A few words of advice. Take the time at the beginning to set out clear parameters. I begin all of my legal writing courses with a professionalism discussion, so I introduced “bring the energy” the class after discussing professionalism in the classroom. I was able to reinforce those professionalism concepts, like respect for diverse viewpoints and respectful communication when I gave the students the ground rules. Also, while I initially gave a two-to-four-minute limit, I occasionally allowed a few extra minutes when I sensed the students needed the activity. Likewise, I occasionally curtailed an activity. For instance, law students understand tic-tac-toe, so no group was ever going to win that competition. I had to call a draw. And, while students wanted me to participate in some of the silly competitions, I made sure that I couldn’t win. I didn’t want the students to feel any pressure to award me the prize. And trust me, my ethics dance was never prize-worthy!
Be prepared to still bring the energy during some meetings. Once I had created the activity, I had to carefully review my class plan to make sure that I could spare the few minutes and to ensure that no student was on the hook for certain classes. For instance, on the final class before the papers were due, I was in charge of the energy so that every student could devote their full energy to their writing.

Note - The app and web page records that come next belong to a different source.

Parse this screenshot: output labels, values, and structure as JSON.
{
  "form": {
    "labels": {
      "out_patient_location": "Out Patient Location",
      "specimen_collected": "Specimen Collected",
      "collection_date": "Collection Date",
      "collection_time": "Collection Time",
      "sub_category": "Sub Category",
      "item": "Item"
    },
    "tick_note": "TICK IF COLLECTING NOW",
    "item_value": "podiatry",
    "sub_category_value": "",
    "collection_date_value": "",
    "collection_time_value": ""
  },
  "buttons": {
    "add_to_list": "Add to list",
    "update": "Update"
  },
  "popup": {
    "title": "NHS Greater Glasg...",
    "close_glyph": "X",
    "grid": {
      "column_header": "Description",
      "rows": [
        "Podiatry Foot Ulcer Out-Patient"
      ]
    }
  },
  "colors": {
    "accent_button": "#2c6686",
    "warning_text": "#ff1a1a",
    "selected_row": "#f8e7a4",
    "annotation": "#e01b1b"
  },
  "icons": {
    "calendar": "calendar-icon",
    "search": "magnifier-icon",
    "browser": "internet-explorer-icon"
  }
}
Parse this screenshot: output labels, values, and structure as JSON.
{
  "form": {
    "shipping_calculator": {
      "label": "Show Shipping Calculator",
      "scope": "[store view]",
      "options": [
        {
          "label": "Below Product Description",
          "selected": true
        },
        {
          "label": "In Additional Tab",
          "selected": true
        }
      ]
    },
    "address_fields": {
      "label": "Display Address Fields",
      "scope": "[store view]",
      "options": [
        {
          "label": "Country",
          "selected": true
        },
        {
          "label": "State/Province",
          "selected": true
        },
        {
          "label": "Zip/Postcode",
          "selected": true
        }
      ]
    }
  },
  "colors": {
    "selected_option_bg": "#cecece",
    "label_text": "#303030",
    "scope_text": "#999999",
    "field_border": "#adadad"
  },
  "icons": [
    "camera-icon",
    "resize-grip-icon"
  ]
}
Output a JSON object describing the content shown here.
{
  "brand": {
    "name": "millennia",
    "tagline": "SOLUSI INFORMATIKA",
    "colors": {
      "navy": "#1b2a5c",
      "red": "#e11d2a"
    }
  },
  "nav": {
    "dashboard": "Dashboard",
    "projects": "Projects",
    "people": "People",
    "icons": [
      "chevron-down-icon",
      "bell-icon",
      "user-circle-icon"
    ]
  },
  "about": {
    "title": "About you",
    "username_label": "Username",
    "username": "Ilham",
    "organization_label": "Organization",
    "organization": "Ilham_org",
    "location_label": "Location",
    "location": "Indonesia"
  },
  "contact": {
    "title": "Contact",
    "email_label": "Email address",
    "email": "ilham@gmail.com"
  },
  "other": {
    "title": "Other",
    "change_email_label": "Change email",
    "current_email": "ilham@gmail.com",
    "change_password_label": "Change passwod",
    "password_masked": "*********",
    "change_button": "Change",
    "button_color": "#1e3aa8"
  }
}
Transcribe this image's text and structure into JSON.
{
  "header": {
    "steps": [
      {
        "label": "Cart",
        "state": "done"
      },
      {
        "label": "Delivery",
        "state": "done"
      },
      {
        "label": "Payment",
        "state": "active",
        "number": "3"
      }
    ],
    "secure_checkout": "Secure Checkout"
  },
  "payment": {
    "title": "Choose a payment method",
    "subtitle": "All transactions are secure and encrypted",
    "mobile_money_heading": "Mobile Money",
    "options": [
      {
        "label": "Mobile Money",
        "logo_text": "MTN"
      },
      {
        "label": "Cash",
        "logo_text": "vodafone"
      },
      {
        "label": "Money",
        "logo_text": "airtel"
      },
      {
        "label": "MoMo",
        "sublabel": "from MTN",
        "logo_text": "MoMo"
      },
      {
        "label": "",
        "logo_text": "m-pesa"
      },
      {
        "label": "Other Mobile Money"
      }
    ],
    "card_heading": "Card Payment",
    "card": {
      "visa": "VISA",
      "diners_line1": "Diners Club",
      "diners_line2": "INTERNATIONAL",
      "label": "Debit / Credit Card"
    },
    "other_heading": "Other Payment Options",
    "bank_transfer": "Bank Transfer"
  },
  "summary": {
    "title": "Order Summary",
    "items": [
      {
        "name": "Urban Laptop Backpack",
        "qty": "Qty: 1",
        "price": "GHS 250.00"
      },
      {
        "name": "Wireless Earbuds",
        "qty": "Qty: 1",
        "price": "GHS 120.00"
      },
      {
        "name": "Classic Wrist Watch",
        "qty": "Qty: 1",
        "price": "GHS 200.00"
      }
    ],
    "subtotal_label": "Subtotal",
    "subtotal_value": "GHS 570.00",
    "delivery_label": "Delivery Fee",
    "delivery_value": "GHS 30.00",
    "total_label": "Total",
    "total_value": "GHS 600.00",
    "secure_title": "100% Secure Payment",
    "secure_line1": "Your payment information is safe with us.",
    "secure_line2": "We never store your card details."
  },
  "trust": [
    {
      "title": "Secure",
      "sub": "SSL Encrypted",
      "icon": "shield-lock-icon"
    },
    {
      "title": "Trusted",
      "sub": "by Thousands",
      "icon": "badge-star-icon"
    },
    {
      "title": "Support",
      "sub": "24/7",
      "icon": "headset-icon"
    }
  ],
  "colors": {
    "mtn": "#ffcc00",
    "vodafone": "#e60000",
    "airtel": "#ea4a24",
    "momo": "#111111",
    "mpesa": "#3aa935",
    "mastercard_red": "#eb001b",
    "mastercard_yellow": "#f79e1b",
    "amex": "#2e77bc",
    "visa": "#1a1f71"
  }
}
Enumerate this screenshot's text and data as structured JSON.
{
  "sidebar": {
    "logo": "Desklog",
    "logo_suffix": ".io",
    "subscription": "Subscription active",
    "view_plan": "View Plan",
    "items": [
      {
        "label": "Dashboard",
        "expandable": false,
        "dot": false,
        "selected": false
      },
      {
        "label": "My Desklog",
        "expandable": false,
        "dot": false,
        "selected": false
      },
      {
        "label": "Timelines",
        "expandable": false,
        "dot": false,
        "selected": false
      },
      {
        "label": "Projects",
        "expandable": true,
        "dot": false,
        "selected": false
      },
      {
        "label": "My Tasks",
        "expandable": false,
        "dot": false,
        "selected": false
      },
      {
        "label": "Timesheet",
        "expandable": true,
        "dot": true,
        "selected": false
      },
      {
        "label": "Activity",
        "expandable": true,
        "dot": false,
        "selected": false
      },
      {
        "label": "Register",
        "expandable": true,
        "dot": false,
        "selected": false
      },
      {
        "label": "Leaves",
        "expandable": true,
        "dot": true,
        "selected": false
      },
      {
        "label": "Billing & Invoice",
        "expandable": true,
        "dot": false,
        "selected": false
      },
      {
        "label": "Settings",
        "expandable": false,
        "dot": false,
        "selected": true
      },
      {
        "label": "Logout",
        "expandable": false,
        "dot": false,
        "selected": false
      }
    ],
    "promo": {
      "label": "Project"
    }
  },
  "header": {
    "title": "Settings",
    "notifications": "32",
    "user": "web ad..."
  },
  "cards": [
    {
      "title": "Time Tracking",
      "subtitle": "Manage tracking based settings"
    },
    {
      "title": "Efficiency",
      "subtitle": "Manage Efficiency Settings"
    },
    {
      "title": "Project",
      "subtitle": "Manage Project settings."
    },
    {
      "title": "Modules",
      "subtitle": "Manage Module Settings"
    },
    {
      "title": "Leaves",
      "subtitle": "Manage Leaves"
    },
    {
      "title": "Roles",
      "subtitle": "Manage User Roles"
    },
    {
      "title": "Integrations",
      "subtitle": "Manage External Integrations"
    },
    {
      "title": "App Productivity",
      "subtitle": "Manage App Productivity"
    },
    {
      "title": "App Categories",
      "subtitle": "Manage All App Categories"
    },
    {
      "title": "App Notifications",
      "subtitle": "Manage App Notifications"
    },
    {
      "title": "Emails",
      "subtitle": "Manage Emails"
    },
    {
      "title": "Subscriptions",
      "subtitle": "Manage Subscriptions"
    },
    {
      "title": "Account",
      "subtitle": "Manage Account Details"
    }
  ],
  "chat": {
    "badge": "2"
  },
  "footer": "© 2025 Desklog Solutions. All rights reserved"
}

Finally, be willing to lend advice to nervous students and spend some extra time to ensure smooth activities. I didn’t require my students to run their activities by me before class. Some of my students, nevertheless, reached out before their turn to seek my advice or ensure that I would find their planned activity was beneficial. I found myself encouraging shy students, reviewing video clips of lawyer jokes, and coordinating prize distribution. But these bonus contacts helped me get to know students individually and reinforced the support, engagement, and connection I always hope to foster.
 This video is available at: https://vimeo.com/111360699.
 Emily Grant, Beyond Best Practices: Lessons from Tina Stark About the First Day of Class, 95 Or. L. Rev. 397, 412 (2017).
 Id. at 413.
 Paula Lustbader, Walk the Talk: Creating Learning Communities to Promote a Pedagogy of Justice, 4 Seattle J. for Soc. Just. 613, 627 (2006).
 Id. at 632-35.
 Jason G. Dykstra, Teasing the Arc of Electric Spark: Fostering and Teaching Creativity in the Law School Curriculum, 20 Wyo. L. Rev. 1, 6 (2020).
 Id. at 26.
 Id. at 35-37 (noting that individual teaching styles that show enthusiasm, treat students as individuals, reward creativity, encourage risk-taking and approach problems with a sense of humor and playfulness can facilitate creativity).